You’re likely here because I referred you here to use parameters for your ADO queries. Using ADO queries is usually a tedious job, with a lot of reuse of code between different queries. You might have already found a tutorial, where the final code looked a little something like this:

This, of course, is a tiny bit extreme, but a usual, optimal way to parameterize a query. However, doing so for every query would take a lot of time

Many steps can be automated. We want our end result to be way easier, like the following:

And have the same end result. Let me outline the steps required for doing that.

(The following code has been tested under Microsoft Access, but should work under other VBA applications. It does require a reference to the Microsoft ActiveX Data Objects Library).

The first step for every query in ADO is creating the ADODB.Connection object. If you’re going to execute your query in Access, that’s pretty easy, it’s just CurrentProject.Connection. However, on SQL server, it’s a little more difficult.

The following assumes you’re going to use SQL server:

Let’s start at the top of our module, by declaring the connection string. Having a Public Const connectionString will help speed up coding a lot if you’re making a lot of database connections, and make it way easier when you need to move your database:

Then, let’s make a small function that returns an opened ADODB.Connection using that connection string:

If you’re going to use an Access connection, you can use the following function, which allows you to easily change the connection for all queries in the future:

One of the most difficult things we have to do with our easy query using parameters, is use the appropriate variable type. The function I’m going to use for that, is inspired by Gustav Brock’s CSQL. We’re going to map the different types in VBA to ADODB.DataTypeEnum enum values using VarType:

Now, we can build our VBA function that executes the query, like we intend to. We have automated all the difficult steps. To pass the parameters, we’re going to use a ParamArray:

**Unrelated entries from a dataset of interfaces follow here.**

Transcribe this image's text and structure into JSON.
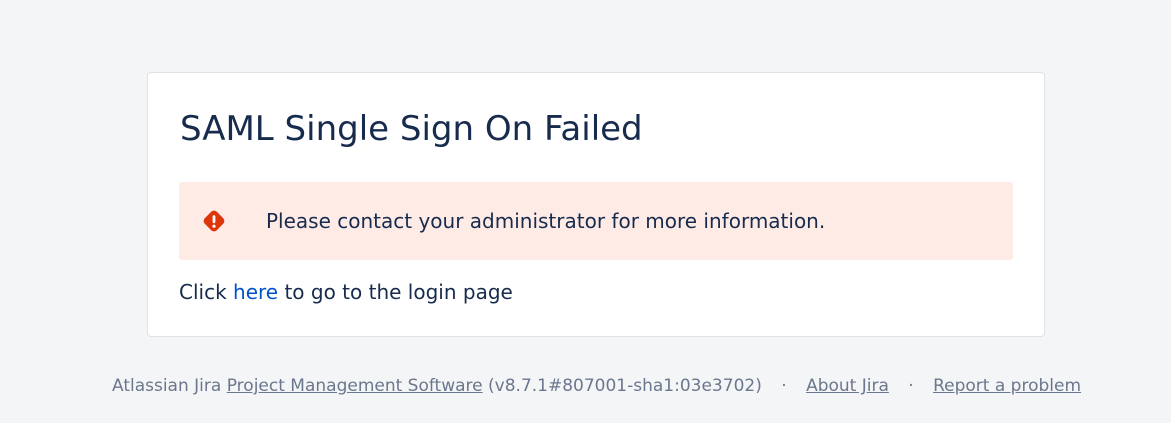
{
  "page": {
    "title": "SAML Single Sign On Failed"
  },
  "error": {
    "icon": "error-icon",
    "message": "Please contact your administrator for more information."
  },
  "login": {
    "prefix": "Click",
    "link_label": "here",
    "suffix": "to go to the login page"
  },
  "footer": {
    "brand_prefix": "Atlassian Jira",
    "product_link": "Project Management Software",
    "version": "(v8.7.1#807001-sha1:03e3702)",
    "separator": "·",
    "about_link": "About Jira",
    "report_link": "Report a problem"
  },
  "colors": {
    "background": "#f4f5f7",
    "card": "#ffffff",
    "error_panel": "#ffebe6",
    "error_icon": "#de350b",
    "link": "#0052cc",
    "text": "#172b4d",
    "footer_text": "#6b778c"
  }
}
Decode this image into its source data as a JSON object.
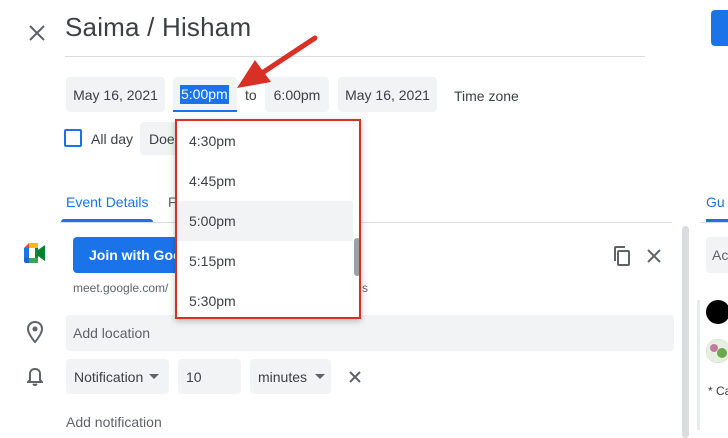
{
  "header": {
    "title": "Saima / Hisham"
  },
  "datetime": {
    "start_date": "May 16, 2021",
    "start_time": "5:00pm",
    "to_label": "to",
    "end_time": "6:00pm",
    "end_date": "May 16, 2021",
    "timezone_label": "Time zone",
    "all_day_label": "All day",
    "repeat_value": "Doe"
  },
  "time_dropdown": {
    "options": [
      "4:30pm",
      "4:45pm",
      "5:00pm",
      "5:15pm",
      "5:30pm"
    ],
    "highlighted": "5:00pm"
  },
  "tabs": {
    "event_details": "Event Details",
    "second_partial": "F",
    "guests_partial": "Gu"
  },
  "meet": {
    "join_label": "Join with Goo",
    "link_partial": "meet.google.com/",
    "link_tail": "s"
  },
  "location": {
    "placeholder": "Add location"
  },
  "notification": {
    "type": "Notification",
    "value": "10",
    "unit": "minutes",
    "add_label": "Add notification"
  },
  "guests": {
    "input_partial": "Ac",
    "note_partial": "* Ca"
  },
  "colors": {
    "accent": "#1a73e8",
    "annotation": "#d93025",
    "chip_bg": "#f1f3f4"
  }
}
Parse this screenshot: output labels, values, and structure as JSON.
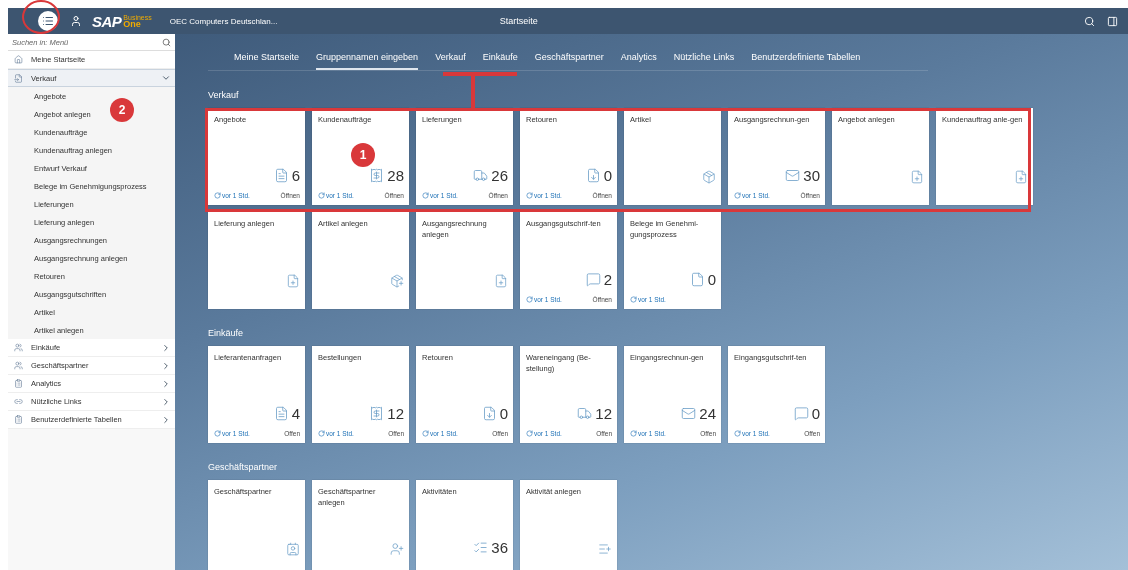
{
  "header": {
    "logo_main": "SAP",
    "logo_top": "Business",
    "logo_bottom": "One",
    "company": "OEC Computers Deutschlan...",
    "title": "Startseite"
  },
  "sidebar": {
    "search": {
      "placeholder": "Suchen in: Menü"
    },
    "annotation_badge": "2",
    "items": [
      {
        "label": "Meine Startseite",
        "kind": "home"
      },
      {
        "label": "Verkauf",
        "kind": "sales",
        "expanded": true,
        "children": [
          {
            "label": "Angebote"
          },
          {
            "label": "Angebot anlegen"
          },
          {
            "label": "Kundenaufträge"
          },
          {
            "label": "Kundenauftrag anlegen"
          },
          {
            "label": "Entwurf Verkauf"
          },
          {
            "label": "Belege im Genehmigungsprozess"
          },
          {
            "label": "Lieferungen"
          },
          {
            "label": "Lieferung anlegen"
          },
          {
            "label": "Ausgangsrechnungen"
          },
          {
            "label": "Ausgangsrechnung anlegen"
          },
          {
            "label": "Retouren"
          },
          {
            "label": "Ausgangsgutschriften"
          },
          {
            "label": "Artikel"
          },
          {
            "label": "Artikel anlegen"
          }
        ]
      },
      {
        "label": "Einkäufe",
        "kind": "people",
        "expanded": false
      },
      {
        "label": "Geschäftspartner",
        "kind": "people",
        "expanded": false
      },
      {
        "label": "Analytics",
        "kind": "clipboard",
        "expanded": false
      },
      {
        "label": "Nützliche Links",
        "kind": "link",
        "expanded": false
      },
      {
        "label": "Benutzerdefinierte Tabellen",
        "kind": "clipboard",
        "expanded": false
      }
    ]
  },
  "tabs": [
    {
      "label": "Meine Startseite",
      "selected": false
    },
    {
      "label": "Gruppennamen eingeben",
      "selected": true
    },
    {
      "label": "Verkauf",
      "selected": false
    },
    {
      "label": "Einkäufe",
      "selected": false
    },
    {
      "label": "Geschäftspartner",
      "selected": false
    },
    {
      "label": "Analytics",
      "selected": false
    },
    {
      "label": "Nützliche Links",
      "selected": false
    },
    {
      "label": "Benutzerdefinierte Tabellen",
      "selected": false
    }
  ],
  "groups": [
    {
      "title": "Verkauf",
      "annotation_badge": "1",
      "tiles": [
        {
          "title": "Angebote",
          "kind": "quote",
          "count": "6",
          "refresh": "vor 1 Std.",
          "action": "Öffnen"
        },
        {
          "title": "Kundenaufträge",
          "kind": "order",
          "count": "28",
          "refresh": "vor 1 Std.",
          "action": "Öffnen"
        },
        {
          "title": "Lieferungen",
          "kind": "delivery",
          "count": "26",
          "refresh": "vor 1 Std.",
          "action": "Öffnen"
        },
        {
          "title": "Retouren",
          "kind": "return",
          "count": "0",
          "refresh": "vor 1 Std.",
          "action": "Öffnen"
        },
        {
          "title": "Artikel",
          "kind": "item"
        },
        {
          "title": "Ausgangsrechnun-gen",
          "kind": "invoice",
          "count": "30",
          "refresh": "vor 1 Std.",
          "action": "Öffnen"
        },
        {
          "title": "Angebot anlegen",
          "kind": "create"
        },
        {
          "title": "Kundenauftrag anle-gen",
          "kind": "create"
        },
        {
          "title": "Lieferung anlegen",
          "kind": "create"
        },
        {
          "title": "Artikel anlegen",
          "kind": "itemcreate"
        },
        {
          "title": "Ausgangsrechnung anlegen",
          "kind": "create"
        },
        {
          "title": "Ausgangsgutschrif-ten",
          "kind": "credit",
          "count": "2",
          "refresh": "vor 1 Std.",
          "action": "Öffnen"
        },
        {
          "title": "Belege im Genehmi-gungsprozess",
          "kind": "approval",
          "count": "0",
          "refresh": "vor 1 Std."
        }
      ]
    },
    {
      "title": "Einkäufe",
      "tiles": [
        {
          "title": "Lieferantenanfragen",
          "kind": "quote",
          "count": "4",
          "refresh": "vor 1 Std.",
          "action": "Offen"
        },
        {
          "title": "Bestellungen",
          "kind": "order",
          "count": "12",
          "refresh": "vor 1 Std.",
          "action": "Offen"
        },
        {
          "title": "Retouren",
          "kind": "return",
          "count": "0",
          "refresh": "vor 1 Std.",
          "action": "Offen"
        },
        {
          "title": "Wareneingang (Be-stellung)",
          "kind": "delivery",
          "count": "12",
          "refresh": "vor 1 Std.",
          "action": "Offen"
        },
        {
          "title": "Eingangsrechnun-gen",
          "kind": "invoice",
          "count": "24",
          "refresh": "vor 1 Std.",
          "action": "Offen"
        },
        {
          "title": "Eingangsgutschrif-ten",
          "kind": "credit",
          "count": "0",
          "refresh": "vor 1 Std.",
          "action": "Offen"
        }
      ]
    },
    {
      "title": "Geschäftspartner",
      "tiles": [
        {
          "title": "Geschäftspartner",
          "kind": "partner"
        },
        {
          "title": "Geschäftspartner anlegen",
          "kind": "partnercreate"
        },
        {
          "title": "Aktivitäten",
          "kind": "activity",
          "count": "36"
        },
        {
          "title": "Aktivität anlegen",
          "kind": "activitycreate"
        }
      ]
    }
  ]
}
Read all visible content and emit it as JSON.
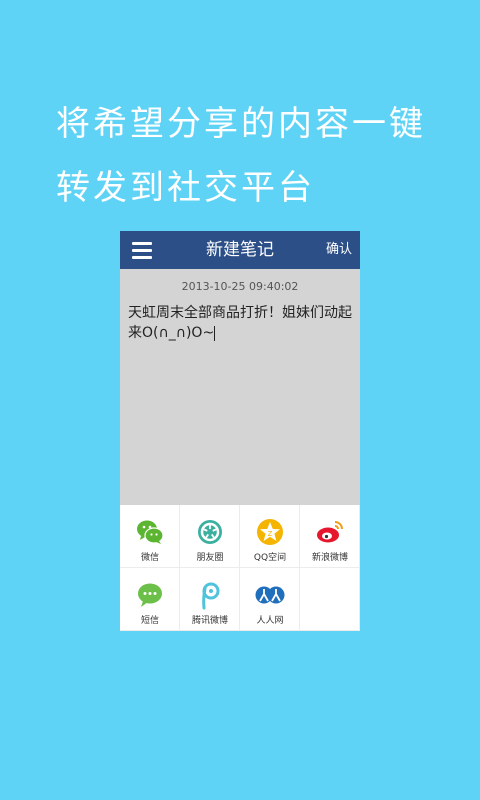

Since the function returns a recordset, we can both use it to open up recordsets using parameters, and to execute action queries: